Today, I thought I would try something a tad different. Searching the vast reaches of the internet (i.e. what my US broadband servers will let me see) brought me to a nifty website. http://writingexercises.co.uk/index.php for any that are interested. The site has a multitude of prompts, and I was searching for one that would inspire me today. Silly me, limiting myself to one. After I wrote using the first prompt, I had one of those ‘Ah-hah’ moments, and realized that several of the other prompts I’d generated and dismissed were viable options. Silly, silly, girl. Which gives us today’s four prompt entry. Enjoy!
May 11, 2015
First line of dialogue prompt:
“Why did you scream like that?” He stood at the top of the basement steps, staring down with alarm.
“Giant cricket.
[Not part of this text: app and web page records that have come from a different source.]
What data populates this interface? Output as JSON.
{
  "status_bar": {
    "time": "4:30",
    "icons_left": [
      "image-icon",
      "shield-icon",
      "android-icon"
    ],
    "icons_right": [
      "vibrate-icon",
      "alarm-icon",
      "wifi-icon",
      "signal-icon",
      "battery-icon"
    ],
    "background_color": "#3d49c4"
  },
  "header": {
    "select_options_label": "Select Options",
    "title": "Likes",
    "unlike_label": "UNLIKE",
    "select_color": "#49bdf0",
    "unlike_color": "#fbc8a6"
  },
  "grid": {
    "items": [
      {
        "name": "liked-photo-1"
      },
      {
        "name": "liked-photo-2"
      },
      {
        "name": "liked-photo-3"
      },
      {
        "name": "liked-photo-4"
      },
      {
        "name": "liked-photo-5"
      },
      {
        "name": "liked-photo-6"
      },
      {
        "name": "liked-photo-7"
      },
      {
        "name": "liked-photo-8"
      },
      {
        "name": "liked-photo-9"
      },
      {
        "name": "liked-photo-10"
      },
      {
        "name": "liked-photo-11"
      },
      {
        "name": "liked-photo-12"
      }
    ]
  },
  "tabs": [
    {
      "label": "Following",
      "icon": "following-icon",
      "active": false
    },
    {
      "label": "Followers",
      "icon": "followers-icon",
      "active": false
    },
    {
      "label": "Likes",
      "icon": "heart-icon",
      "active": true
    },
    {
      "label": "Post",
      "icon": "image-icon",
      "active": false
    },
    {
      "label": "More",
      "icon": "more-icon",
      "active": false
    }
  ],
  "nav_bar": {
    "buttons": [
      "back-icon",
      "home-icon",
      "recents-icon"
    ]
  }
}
One of those gross, spotted ones with the three foot legs.”
“My God. Really?”
“Yeah, I’m not coming up until you kill it.”
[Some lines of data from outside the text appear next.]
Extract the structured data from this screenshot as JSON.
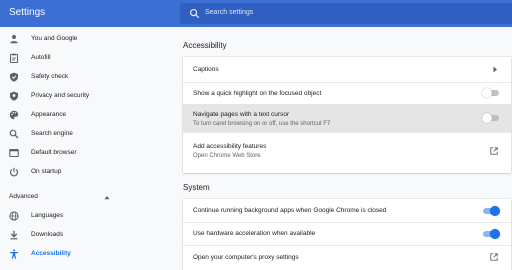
{
  "header": {
    "title": "Settings",
    "search_placeholder": "Search settings"
  },
  "sidebar": {
    "items": [
      {
        "label": "You and Google",
        "icon": "person-icon"
      },
      {
        "label": "Autofill",
        "icon": "clipboard-icon"
      },
      {
        "label": "Safety check",
        "icon": "shield-icon"
      },
      {
        "label": "Privacy and security",
        "icon": "shield-lock-icon"
      },
      {
        "label": "Appearance",
        "icon": "palette-icon"
      },
      {
        "label": "Search engine",
        "icon": "search-icon"
      },
      {
        "label": "Default browser",
        "icon": "browser-icon"
      },
      {
        "label": "On startup",
        "icon": "power-icon"
      }
    ],
    "advanced_label": "Advanced",
    "advanced_items": [
      {
        "label": "Languages",
        "icon": "globe-icon"
      },
      {
        "label": "Downloads",
        "icon": "download-icon"
      },
      {
        "label": "Accessibility",
        "icon": "accessibility-icon",
        "active": true
      }
    ]
  },
  "accessibility": {
    "title": "Accessibility",
    "captions_label": "Captions",
    "highlight_label": "Show a quick highlight on the focused object",
    "highlight_enabled": false,
    "caret_label": "Navigate pages with a text cursor",
    "caret_sub": "To turn caret browsing on or off, use the shortcut F7",
    "caret_enabled": false,
    "features_label": "Add accessibility features",
    "features_sub": "Open Chrome Web Store"
  },
  "system": {
    "title": "System",
    "background_label": "Continue running background apps when Google Chrome is closed",
    "background_enabled": true,
    "hw_label": "Use hardware acceleration when available",
    "hw_enabled": true,
    "proxy_label": "Open your computer's proxy settings"
  },
  "colors": {
    "header_blue": "#3b6fd4",
    "accent": "#1a73e8",
    "icon_gray": "#5f6368"
  }
}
“Just step on it. You’re wearing shoes.”
“Nope.” She shook her head. “It will eat me.”
Title of a story prompt:
The Hissing City
Callie hugged her arms to her chest, wishing her jacket were thicker. She hated leaving the diner this late. Hated waiting for the steam train at the empty platform. She could remember a time before the steam. Before the sun started flaring. Before the raging storms came. The overabundance of water had been bad for many places; places near the coasts or not too far inland. But for those still living in cities, existing in the middle of the terra, the water was as good as gold. Steam powered everything here, and the sounds still startled her, even after three years.
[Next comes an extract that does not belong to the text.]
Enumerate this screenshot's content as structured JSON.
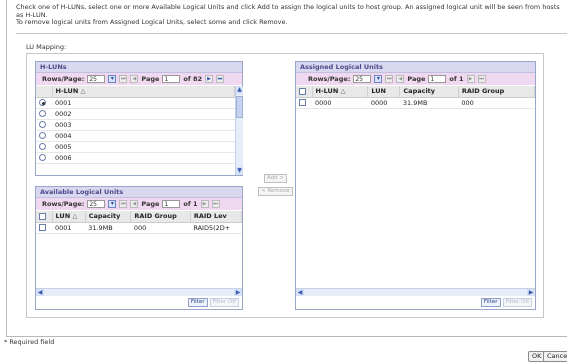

Random plot generator prompt: The story begins in a church crypt. Someone is accused of theft. It’s a story about family ties. Your character investigates with the help of a good friend.
“Give me the lantern,” I said.
Brian handed it through the crack in the stone wall. I held it above my head. The ancient crypt lay undisturbed for three centuries until yesterday. Yesterday, the groundskeeper saw a figure darting from the entrance which is supposed to be locked. The woman found the chain and lock lying on the ground. She took it to the Friar, and he called me.
Brian tagged along for, as he called it, ‘funsies’. I don’t know why my oldest friend liked going on investigations with me, since he got out of the Private Investigator business six months after we started our own firm. It was a fairly lucrative way to make a living. Most jobs were husbands or wives hiring me to find out if their spouse was cheating. Those jobs paid the bills, and gave me a modestly comfortable life. Every once in a while, though, something juicy came along. Something like this.
“Jackson, I can’t fit through this hole,” said Brain.
I turned around. His face was pressed against the stone. For once, being 5’8” and weighing 120 lbs gave me an advantage. Brian could not squeeze his over six foot broad frame through the crumbling structure. “It’s fine; wait there.”
“Dude, what if there’s someone in there? They could be waiting to kill you.”
I rolled my eyes. “Brian, we’re in a church crypt beneath an order of monks in a secret, walled up section. I doubt anyone knew about this.”
“Yeah, no one but us and the thief.”
“Okay, good point. Still, I’ll be fine. Just wait there.”
I started forward, ignoring his random humming that he always did to stave off boredom. There were two rows of tombs. Large stone rectangles, with heavy stone lids. Other than the set of footprints – woman’s size eight – nothing else seemed amiss. Until I reached the end of the row.
A section of the wall was busted behind the last tomb on my right. Crouching, I placed the lantern on the ground before reaching into the hole. A crowbar lay next to my knee, discarded by the thief. I could take it and dust for prints, but there would be no need. As my fingers closed over the petals of the white rose left for me, I knew exactly who to look for.
Random job/occupation prompt: School meals supervisor
Ugh, they can keep their fruit budget, thought Ms. Winkker. Growing bodies need meat. Lots and lots of meat.
She cackled a little at the thought of all these privately schooled Saturnian children living on stardust and bloom-sprout fruits.